Lenovo hasn’t skimped on ports, either. The newest X1 has 2 Thunderbolt and 2 USB 3.0 ports in addition to HDMI and RJ-45. Its card reader is only microSD, though. In exchange for the slightly smaller screen (14-inch) than many of the other models we suggest, and lack of a discrete GPU, you get a much lighter and thinner laptop. The new X1 Carbon starts at just over $ 1,100, but prices can run up to $ 2,000 when fully configured. Oddly, the newest model doesn’t have an option for a touch display. I’d expect the Touch model to also be updated at some point.
Don’t fret if we missed your photo editing favorite
It was hard to pick out just a few machines from the dozens of excellent laptop models out there. For many, apparently small features like backlit keyboards, multiple USB 3.0 ports, choice of DisplayPort, HDMI, or VGA output, or battery life can easily change which model is right for your particular needs. This is especially true with Windows ultrabooks — with literally dozens of similar models crowding the sub-four-pound, SSD-powered Windows laptop space.
Unfortunately, some laptop makers are also making it harder to compare the actual specifications for their units.
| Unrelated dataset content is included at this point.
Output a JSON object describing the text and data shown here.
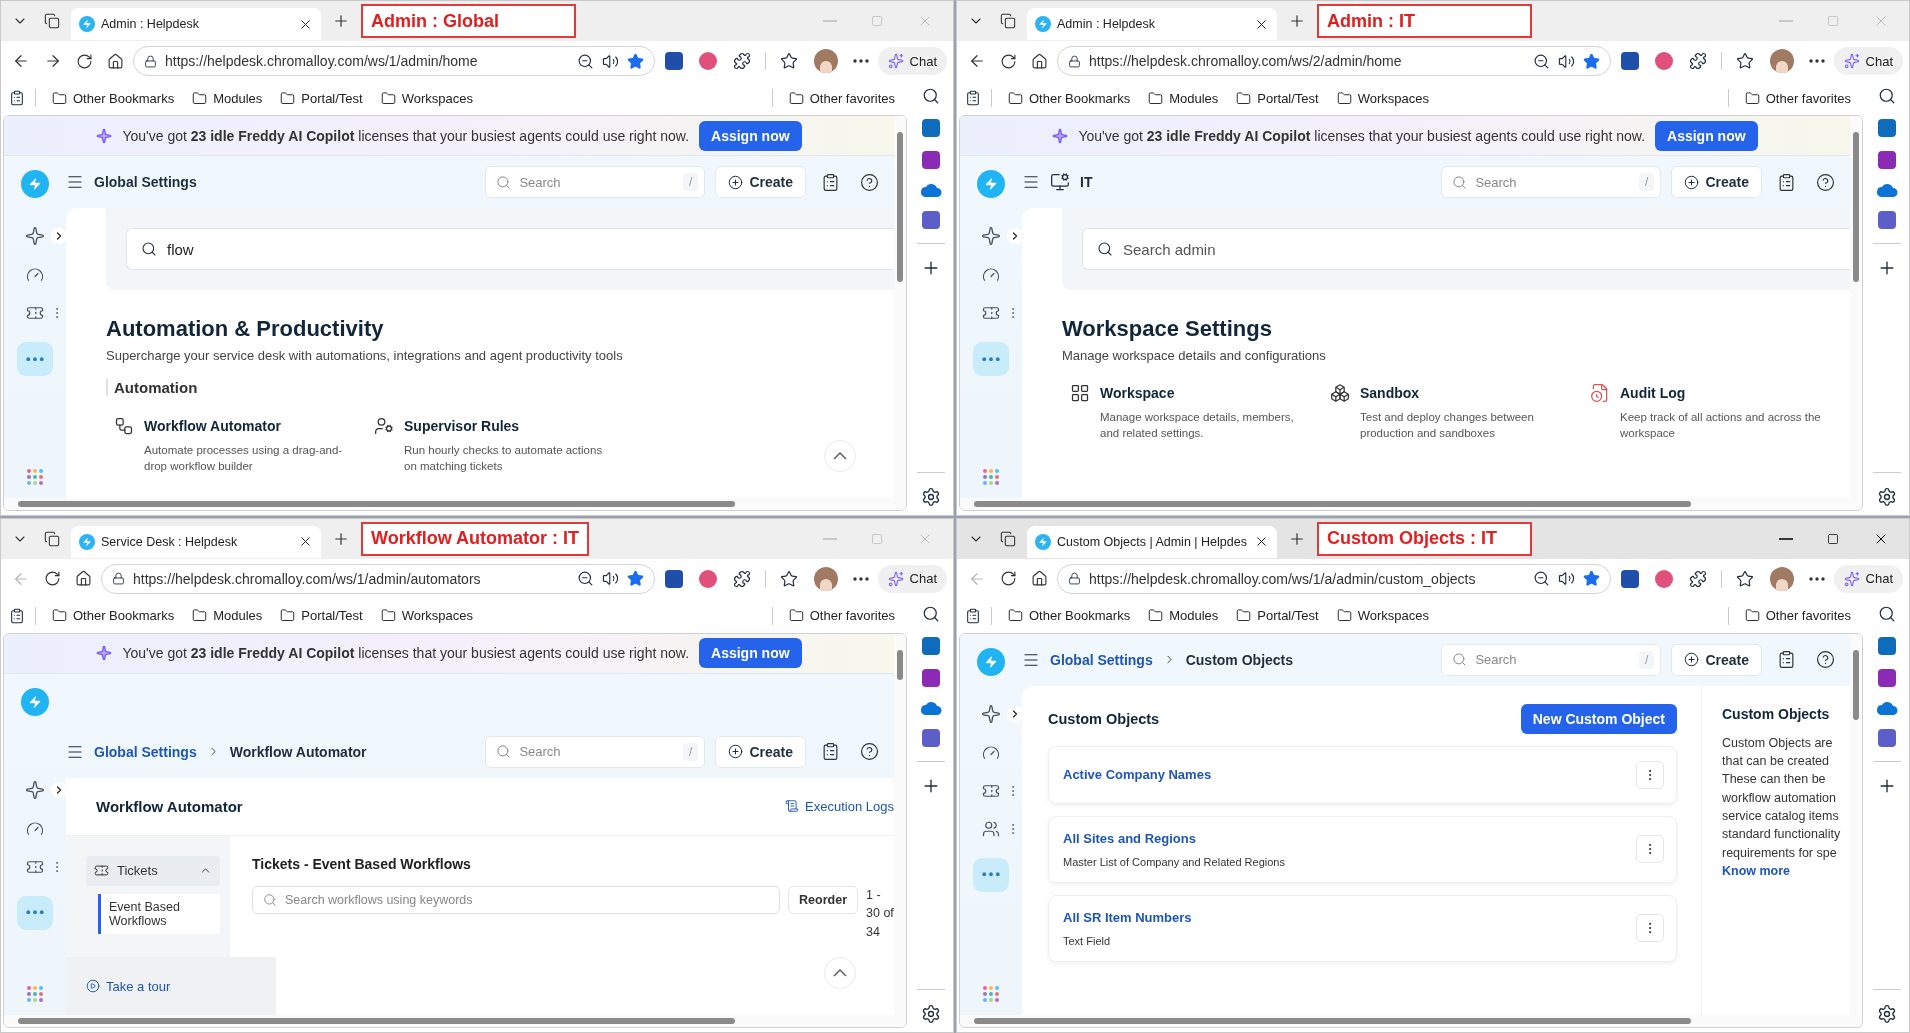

Manufacturers often completely neglect to state maximum RAM capacity, base CPU speed (they seem to like bragging about the higher Turbo Boost speed instead), or drive RPMs. Hopefully, though, the models we’ve described can serve as a baseline for your shopping so you’ll know what’s available and what some of your alternatives are.
If you have a very-high-end photography workflow, that involves a lot of multi-layer Photoshop images, and are okay with lugging around something larger, also take a look at our best laptops for engineers guide for ideas.
If you have a different laptop you love for your photo editing work, let us know about it in the comments.
Now read: The top laptops for everyone